Below we have school children on an arranged day outing being taught the wonders of trapping and killing Wood pigeon and Skylark. (Travail réalisé par les élèves de la classe de CM1 CM2 de l’Ecole de CASTETS en DORTHE dans le cadre du projet sur le patrimoine cyclo.)

Tying a skylark SOURCE

Needless to say this is only part of the picture. There are large numbers of Finches and Ortolan Bunting illegally trapped and killed in south west France with impunity mainly to supply an elite market but more of that another time.

Although the Skylark has a huge range and benefits from having a large population base it has been in decline now for many years and most would conclude that habitat loss is the root cause. On the basis that they are in decline should be good enough reason to call an end to killing this tiny bird just because it’s deemed to be traditional.


Saturday 4 January 2014

Peregrine Falcon 2013 Poitou-Charentes

Peregrine Falcon - A good news story !!!

That's right, it's not always bad news.

This is a bird that requires a relatively specific habitat for a nest site and in Poitou-Charentes there is very little suitable natural habitat for Peregrine Falcons to nest, the region is generally quite flat with some small hilly places here and there.

Although they will use old unused large nests in tall trees this is not generally their preferred location and overall when old nests from other birds are used there is an increased chance of failure in bad weather or if the nest structure collapses. By preference a natural site will be a relatively high ledge or rocky outcrop that is usually slightly earthen, perhaps where a small amount of scree has accumulated with some light vegetation. Here they don’t actually make a nest but scrape a small hollow or clearing where the eggs are laid.

Following the massive population declines from the 1950’s the Peregrine has slowly recovered since about 1985 / 1990 and the first couple were recorded nesting in a natural situation in Poitou-Charentes in the Vienne in 2004. In 2006 this became two couples and in 2013 6 couples were recorded.

The oldest couples from 2004 and 2006 both successfully raised one chick each to fledging.

One couple failed to produce for reasons unknown.

One couple raised two chicks to fledging and the other two couples both raised three chicks to fledging.

10 young Peregrines in total that flew their nests is good news for a species that still has a relatively fragile population.

Outside of the breeding season Peregrine may be seen at a number of other locations throughout the region as they disperse for winter often to wetlands, lakes and marais where there is good hunting.

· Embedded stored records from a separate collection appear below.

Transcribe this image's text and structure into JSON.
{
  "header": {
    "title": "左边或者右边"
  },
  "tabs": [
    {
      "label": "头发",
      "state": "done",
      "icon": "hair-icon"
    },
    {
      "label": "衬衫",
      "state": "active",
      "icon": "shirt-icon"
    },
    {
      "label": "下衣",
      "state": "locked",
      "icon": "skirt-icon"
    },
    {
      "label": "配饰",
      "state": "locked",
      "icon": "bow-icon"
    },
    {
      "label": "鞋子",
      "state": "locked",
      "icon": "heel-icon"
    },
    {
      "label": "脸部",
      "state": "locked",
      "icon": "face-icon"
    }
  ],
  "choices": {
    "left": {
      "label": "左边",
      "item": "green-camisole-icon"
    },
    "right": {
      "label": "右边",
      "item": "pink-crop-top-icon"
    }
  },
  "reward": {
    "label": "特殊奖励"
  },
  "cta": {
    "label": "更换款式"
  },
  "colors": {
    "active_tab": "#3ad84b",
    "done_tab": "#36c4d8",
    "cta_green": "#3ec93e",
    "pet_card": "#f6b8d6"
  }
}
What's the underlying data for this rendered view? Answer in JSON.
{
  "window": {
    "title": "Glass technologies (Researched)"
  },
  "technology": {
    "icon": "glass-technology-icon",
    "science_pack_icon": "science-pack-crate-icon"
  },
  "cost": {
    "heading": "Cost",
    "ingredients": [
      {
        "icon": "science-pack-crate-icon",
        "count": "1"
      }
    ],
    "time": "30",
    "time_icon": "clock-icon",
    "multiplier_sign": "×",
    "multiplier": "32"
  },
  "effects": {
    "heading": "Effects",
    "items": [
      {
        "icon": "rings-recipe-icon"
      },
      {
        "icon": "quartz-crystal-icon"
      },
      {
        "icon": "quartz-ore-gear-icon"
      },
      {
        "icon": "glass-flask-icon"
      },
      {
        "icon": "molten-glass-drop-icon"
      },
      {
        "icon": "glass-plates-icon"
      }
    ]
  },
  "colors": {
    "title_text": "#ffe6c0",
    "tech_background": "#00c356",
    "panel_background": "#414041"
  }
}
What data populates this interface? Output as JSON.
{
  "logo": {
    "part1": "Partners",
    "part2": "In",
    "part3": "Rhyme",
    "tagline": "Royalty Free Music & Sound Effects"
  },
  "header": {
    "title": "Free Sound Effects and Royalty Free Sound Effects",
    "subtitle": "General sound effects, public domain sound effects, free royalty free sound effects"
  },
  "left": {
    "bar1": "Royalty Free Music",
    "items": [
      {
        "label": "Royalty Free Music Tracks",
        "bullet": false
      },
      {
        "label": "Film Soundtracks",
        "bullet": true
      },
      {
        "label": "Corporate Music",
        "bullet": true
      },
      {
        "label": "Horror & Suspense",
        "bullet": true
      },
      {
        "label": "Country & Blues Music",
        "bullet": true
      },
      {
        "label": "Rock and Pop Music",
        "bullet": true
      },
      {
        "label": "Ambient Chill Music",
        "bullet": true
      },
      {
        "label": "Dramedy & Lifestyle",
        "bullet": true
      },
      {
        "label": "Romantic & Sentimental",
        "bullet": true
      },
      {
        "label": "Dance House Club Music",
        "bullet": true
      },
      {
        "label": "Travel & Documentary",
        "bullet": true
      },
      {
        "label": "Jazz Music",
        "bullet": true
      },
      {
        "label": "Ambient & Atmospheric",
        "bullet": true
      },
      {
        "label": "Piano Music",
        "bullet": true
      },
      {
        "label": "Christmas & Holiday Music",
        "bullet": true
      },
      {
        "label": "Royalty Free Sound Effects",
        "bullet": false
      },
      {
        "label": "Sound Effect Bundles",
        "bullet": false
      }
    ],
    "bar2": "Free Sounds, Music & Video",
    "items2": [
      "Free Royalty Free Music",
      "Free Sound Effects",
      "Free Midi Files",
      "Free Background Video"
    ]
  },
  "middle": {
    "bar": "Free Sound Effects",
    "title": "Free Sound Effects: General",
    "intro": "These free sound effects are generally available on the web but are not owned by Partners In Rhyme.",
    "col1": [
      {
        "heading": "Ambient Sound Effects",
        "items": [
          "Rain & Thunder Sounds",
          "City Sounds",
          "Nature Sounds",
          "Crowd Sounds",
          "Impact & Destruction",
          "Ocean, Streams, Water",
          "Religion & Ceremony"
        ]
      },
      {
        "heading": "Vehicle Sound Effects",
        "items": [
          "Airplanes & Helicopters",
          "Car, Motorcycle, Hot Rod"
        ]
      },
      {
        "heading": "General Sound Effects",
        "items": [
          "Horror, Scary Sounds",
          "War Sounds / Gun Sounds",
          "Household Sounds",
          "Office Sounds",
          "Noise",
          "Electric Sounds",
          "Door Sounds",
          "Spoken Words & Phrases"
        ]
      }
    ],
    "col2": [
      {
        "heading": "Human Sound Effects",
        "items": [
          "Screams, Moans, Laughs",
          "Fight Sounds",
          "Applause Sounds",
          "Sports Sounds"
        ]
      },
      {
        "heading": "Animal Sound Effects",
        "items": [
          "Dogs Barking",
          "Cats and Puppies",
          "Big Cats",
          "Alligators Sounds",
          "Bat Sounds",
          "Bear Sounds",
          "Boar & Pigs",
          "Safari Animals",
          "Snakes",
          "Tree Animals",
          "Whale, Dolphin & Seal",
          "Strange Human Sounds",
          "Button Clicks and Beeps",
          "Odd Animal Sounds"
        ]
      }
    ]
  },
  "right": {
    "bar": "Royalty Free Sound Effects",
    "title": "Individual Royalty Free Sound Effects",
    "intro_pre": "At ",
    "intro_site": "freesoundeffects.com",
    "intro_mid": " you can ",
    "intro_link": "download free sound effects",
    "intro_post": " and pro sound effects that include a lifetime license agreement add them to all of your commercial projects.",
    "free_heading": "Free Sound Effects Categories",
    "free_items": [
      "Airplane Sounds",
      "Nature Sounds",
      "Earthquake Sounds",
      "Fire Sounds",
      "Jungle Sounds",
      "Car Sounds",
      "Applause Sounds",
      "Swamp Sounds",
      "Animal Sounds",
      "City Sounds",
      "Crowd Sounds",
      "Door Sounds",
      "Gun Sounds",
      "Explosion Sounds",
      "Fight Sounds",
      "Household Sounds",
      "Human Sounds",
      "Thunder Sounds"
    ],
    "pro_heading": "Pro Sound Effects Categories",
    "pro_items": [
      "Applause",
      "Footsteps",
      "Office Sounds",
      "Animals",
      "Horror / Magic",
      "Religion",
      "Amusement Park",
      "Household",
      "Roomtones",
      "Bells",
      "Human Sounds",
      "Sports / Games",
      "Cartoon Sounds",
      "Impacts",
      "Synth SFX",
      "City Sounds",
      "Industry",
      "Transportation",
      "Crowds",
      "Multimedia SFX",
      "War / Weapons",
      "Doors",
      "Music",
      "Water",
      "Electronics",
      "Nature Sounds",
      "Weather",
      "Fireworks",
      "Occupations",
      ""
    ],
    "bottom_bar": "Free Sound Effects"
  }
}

I should add here that this bird when nesting is extremely sensitive and vulnerable to any human disturbance. This is an increasing problem with the growth of rock climbing and should you become aware of a nest you should only mention its presence to a recognised ornithological group / association or the ONCFS. This is one of the bird species where actual nest sites are kept from the public domain for obvious reasons.

On no account should you approach any actual or potential nest site any closer than 200 metres.